The Simons Foundation has pledged £20 million for pioneering studies into the biological mechanisms that underpin changes in brain development associated with autism. The Simons Initiative for the Developing Brain will be based at the Patrick Wild Centre. “This is an amazing opportunity to bring together a range of scientific and clinical expertise at the University with the aim of understanding how the brain develops on multiple levels, including molecular biology, neural circuitry, genetics, behaviour and cognition. By combining these …

Paper published in Journal of Neurochemistry

Dr Emily Osterweil, a Chancellors Fellow at the Patrick Wild Centre and Dr Susana Louros have recently had a paper published in the Journal of Neurochemistry titled; Perturbed proteostasis in autism spectrum disorders. Dynamic changes in synaptic strength rely on de novo protein synthesis and protein degradation by the ubiquitin proteasome system (UPS). Disruption of either of these cellular processes will result in significant impairments in synaptic plasticity and memory formation. Mutations in several genes encoding regulators of mRNA translation and members of …

Family in Residence: Videos from our Family

For our Family in Residence Project we have put together a series of  2 to 3 minute videos in which the Mcdonalds talk about family life, Stuart and Matthews education, the support from the community and their experiences with Fragile X Syndrome. These videos will be shared across our community with teachers, schools and supporters to aid with teaching, understanding and raising awareness of Fragile X Syndrome. Diagnosis: Gillian and Craig Mcdonald talk about diagnosis of Stuart and Matthew with Fragile X Syndrome …

Family In Residence: Life at Peebles High

We would like to share with you this short video shot by and starring Stuart and Matthew McDonald. The McDonald family came over to the Patrick Wild Centre as part of our Family In Residence Project, to record a series of videos that will aid with our future teaching. While we had the video cameras out, the boys took turns filming and interviewing each other. With graduation from high school looming, the conversation naturally turned to their school experience. We think the result shows …

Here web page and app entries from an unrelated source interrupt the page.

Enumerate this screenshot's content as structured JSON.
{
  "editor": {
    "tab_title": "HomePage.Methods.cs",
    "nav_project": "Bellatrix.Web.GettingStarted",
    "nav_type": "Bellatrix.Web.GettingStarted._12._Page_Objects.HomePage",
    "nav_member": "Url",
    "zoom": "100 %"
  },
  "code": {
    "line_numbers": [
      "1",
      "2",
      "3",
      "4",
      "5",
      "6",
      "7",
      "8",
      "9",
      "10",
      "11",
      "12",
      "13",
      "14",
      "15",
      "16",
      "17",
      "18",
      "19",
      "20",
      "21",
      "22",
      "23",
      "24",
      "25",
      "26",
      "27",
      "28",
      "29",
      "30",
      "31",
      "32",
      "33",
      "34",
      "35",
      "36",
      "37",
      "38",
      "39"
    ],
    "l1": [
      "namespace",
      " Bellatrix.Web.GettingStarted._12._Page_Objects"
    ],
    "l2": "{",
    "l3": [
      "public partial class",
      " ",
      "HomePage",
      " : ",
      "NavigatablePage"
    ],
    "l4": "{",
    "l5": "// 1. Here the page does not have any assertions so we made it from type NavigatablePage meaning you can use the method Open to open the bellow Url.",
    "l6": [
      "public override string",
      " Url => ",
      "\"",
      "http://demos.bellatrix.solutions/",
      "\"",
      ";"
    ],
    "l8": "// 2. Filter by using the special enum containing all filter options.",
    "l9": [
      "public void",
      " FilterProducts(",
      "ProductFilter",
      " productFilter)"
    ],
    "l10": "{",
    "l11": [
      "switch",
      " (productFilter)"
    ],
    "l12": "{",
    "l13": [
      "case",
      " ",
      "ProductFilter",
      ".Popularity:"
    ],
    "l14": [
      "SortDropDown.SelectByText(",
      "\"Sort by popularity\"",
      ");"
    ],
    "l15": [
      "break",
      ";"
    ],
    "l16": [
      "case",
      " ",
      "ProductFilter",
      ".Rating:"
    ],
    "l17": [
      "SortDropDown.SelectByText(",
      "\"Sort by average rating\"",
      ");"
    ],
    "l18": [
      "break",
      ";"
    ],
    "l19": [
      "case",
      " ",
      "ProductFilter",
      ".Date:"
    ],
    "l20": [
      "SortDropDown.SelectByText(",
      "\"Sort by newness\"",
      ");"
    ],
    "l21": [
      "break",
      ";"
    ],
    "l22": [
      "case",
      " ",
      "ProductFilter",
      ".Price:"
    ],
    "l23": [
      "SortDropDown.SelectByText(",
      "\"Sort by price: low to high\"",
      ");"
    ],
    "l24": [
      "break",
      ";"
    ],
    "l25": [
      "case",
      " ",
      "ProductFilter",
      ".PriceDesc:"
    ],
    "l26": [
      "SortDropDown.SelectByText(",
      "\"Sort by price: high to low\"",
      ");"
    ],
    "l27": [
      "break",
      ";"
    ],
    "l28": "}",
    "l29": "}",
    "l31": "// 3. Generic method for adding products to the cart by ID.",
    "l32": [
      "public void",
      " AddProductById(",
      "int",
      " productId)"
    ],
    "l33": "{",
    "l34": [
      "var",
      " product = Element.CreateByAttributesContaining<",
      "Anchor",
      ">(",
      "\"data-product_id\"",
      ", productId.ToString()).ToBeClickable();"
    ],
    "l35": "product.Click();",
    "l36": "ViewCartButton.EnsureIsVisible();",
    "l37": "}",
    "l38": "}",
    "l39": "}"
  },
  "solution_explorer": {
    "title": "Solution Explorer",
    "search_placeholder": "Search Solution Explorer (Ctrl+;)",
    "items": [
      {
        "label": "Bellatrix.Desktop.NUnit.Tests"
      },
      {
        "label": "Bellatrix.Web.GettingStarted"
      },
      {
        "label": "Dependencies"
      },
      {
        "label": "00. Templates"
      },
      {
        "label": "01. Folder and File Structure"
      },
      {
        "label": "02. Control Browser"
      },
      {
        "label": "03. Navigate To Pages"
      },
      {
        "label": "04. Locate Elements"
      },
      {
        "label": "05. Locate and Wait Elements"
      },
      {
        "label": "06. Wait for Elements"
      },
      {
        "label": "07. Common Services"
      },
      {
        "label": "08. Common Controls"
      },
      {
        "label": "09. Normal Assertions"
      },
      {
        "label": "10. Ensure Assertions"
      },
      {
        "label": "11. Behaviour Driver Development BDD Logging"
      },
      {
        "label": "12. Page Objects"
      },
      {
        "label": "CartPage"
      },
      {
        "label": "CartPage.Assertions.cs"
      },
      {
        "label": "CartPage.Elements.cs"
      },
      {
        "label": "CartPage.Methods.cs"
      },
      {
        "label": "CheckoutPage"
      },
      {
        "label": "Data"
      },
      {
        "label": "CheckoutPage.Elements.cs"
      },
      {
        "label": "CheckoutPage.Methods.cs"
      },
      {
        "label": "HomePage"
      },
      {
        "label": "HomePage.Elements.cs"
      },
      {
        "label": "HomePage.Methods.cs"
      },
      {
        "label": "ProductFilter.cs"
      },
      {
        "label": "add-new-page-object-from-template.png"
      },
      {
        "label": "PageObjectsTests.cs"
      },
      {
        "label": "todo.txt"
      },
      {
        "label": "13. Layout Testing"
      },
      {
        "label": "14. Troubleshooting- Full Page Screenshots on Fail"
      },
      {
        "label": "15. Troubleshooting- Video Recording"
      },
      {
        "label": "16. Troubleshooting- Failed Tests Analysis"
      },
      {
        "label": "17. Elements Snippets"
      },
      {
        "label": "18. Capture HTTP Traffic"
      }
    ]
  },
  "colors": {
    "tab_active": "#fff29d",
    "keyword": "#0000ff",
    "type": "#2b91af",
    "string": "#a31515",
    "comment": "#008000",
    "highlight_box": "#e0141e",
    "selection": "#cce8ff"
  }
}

Professor Adrian Bird awarded prize for research into Rett Syndrome

The Shaw Prize in Life Science and Medicine has been awarded to Adrian Bird, Buchanan Professor of Genetics, University of Edinburgh, UK for discovery of the genes and the encoded proteins that recognize one chemical modification of the DNA of chromosomes that influences gene control as the basis of the developmental disorder Rett syndrome. The Prize has been shared equally with  Huda Y Zoghbi  Professor of Pediatrics & Molecular and Human Genetics, Baylor College of Medicine, Director of Jan and Dan Duncan Neurological Research Institute, Texas …

Patrick Wild Centre researcher awarded prestigious fellowship to study potential new treatments for fragile X syndrome.

Dr Stephanie Barnes, a postdoctoral researcher in Dr Emily Osterweil’s lab at the Patrick Wild Centre, has been awarded a 2 year fellowship from FRAXA research organisation to test a potential new treatment strategy for fragile X syndrome. Stephanie will focus on a type of nerve signalling in the brain called NMDA receptor signalling which is known to be altered in fragile X syndrome.  She will test a novel treatment strategy to correct this signalling in a laboratory model of …

Celebrating Five Years of the Patrick Wild Centre with our #wildmiles Campaign.

Starting on April 16th 2016, and running for the next 12 months, we’re asking our centre members and supporters to go the extra mile to raise awareness of intellectual disabilities, autism and fragile x syndrome and our research into these. We’d like you to travel a mile under your own steam (walk, run, cycle swim, anything!), take a photo and share your wildmiles with us and the world via social media.  If possible, wearing orange, our centre colour. Watch the …